WHAT THIS TASK INVOLVES:
Only lines containing the word "text" belong in the answer; copy each one from the records.

DATA FOR ANALYSIS:
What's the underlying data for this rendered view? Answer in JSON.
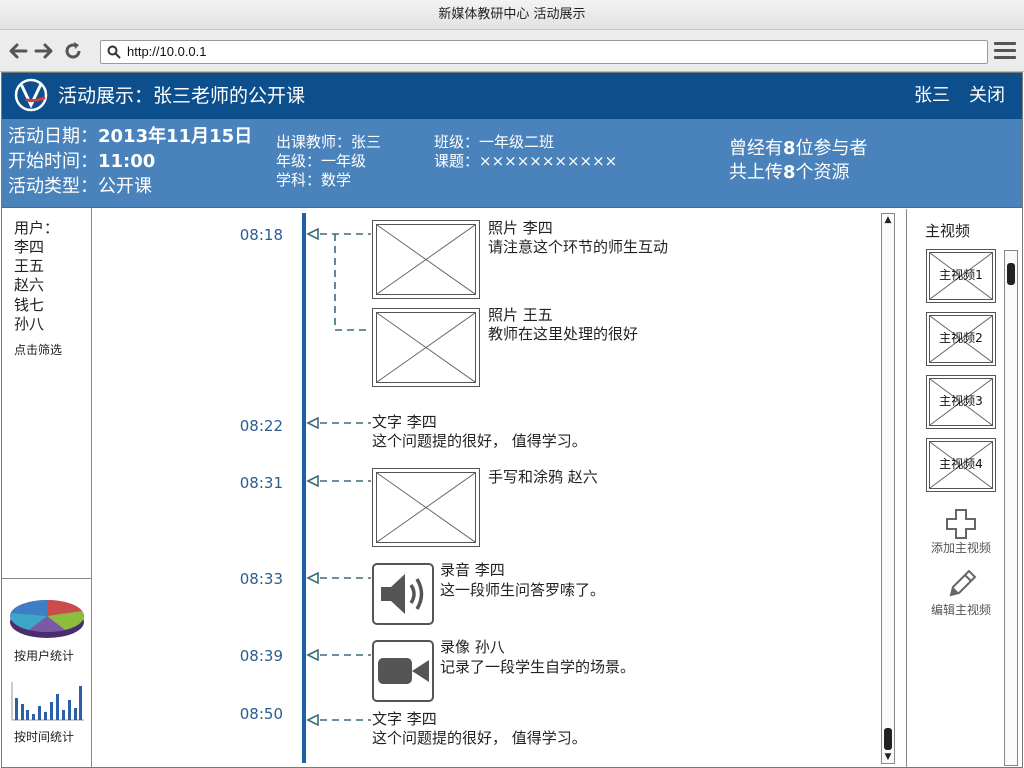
{
  "browser": {
    "window_title": "新媒体教研中心 活动展示",
    "url": "http://10.0.0.1",
    "icons": [
      "back-arrow-icon",
      "forward-arrow-icon",
      "reload-icon",
      "search-icon",
      "hamburger-menu-icon"
    ]
  },
  "header": {
    "title": "活动展示：张三老师的公开课",
    "user": "张三",
    "close_label": "关闭",
    "brand_color": "#0d4f8d"
  },
  "info": {
    "date_label": "活动日期：",
    "date_value": "2013年11月15日",
    "start_label": "开始时间：",
    "start_value": "11:00",
    "type_label": "活动类型：",
    "type_value": "公开课",
    "teacher": "出课教师：张三",
    "grade": "年级：一年级",
    "subject": "学科：数学",
    "class": "班级：一年级二班",
    "topic": "课题：×××××××××××",
    "participants_prefix": "曾经有",
    "participants_count": "8",
    "participants_suffix": "位参与者",
    "resources_prefix": "共上传",
    "resources_count": "8",
    "resources_suffix": "个资源",
    "band_color": "#4a83bb"
  },
  "left": {
    "users_label": "用户：",
    "users": [
      "李四",
      "王五",
      "赵六",
      "钱七",
      "孙八"
    ],
    "filter_label": "点击筛选",
    "stat_by_user": "按用户统计",
    "stat_by_time": "按时间统计"
  },
  "timeline": {
    "entries": [
      {
        "time": "08:18",
        "title": "照片 李四",
        "text": "请注意这个环节的师生互动"
      },
      {
        "time": "",
        "title": "照片 王五",
        "text": "教师在这里处理的很好"
      },
      {
        "time": "08:22",
        "title": "文字 李四",
        "text": "这个问题提的很好，  值得学习。"
      },
      {
        "time": "08:31",
        "title": "手写和涂鸦 赵六",
        "text": ""
      },
      {
        "time": "08:33",
        "title": "录音 李四",
        "text": "这一段师生问答罗嗦了。"
      },
      {
        "time": "08:39",
        "title": "录像 孙八",
        "text": "记录了一段学生自学的场景。"
      },
      {
        "time": "08:50",
        "title": "文字 李四",
        "text": "这个问题提的很好，  值得学习。"
      }
    ]
  },
  "right": {
    "title": "主视频",
    "videos": [
      "主视频1",
      "主视频2",
      "主视频3",
      "主视频4"
    ],
    "add_label": "添加主视频",
    "edit_label": "编辑主视频"
  }
}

ANSWER TO THIS TASK:
        "text": "请注意这个环节的师生互动"
        "text": "教师在这里处理的很好"
        "text": "这个问题提的很好，  值得学习。"
        "text": ""
        "text": "这一段师生问答罗嗦了。"
        "text": "记录了一段学生自学的场景。"
        "text": "这个问题提的很好，  值得学习。"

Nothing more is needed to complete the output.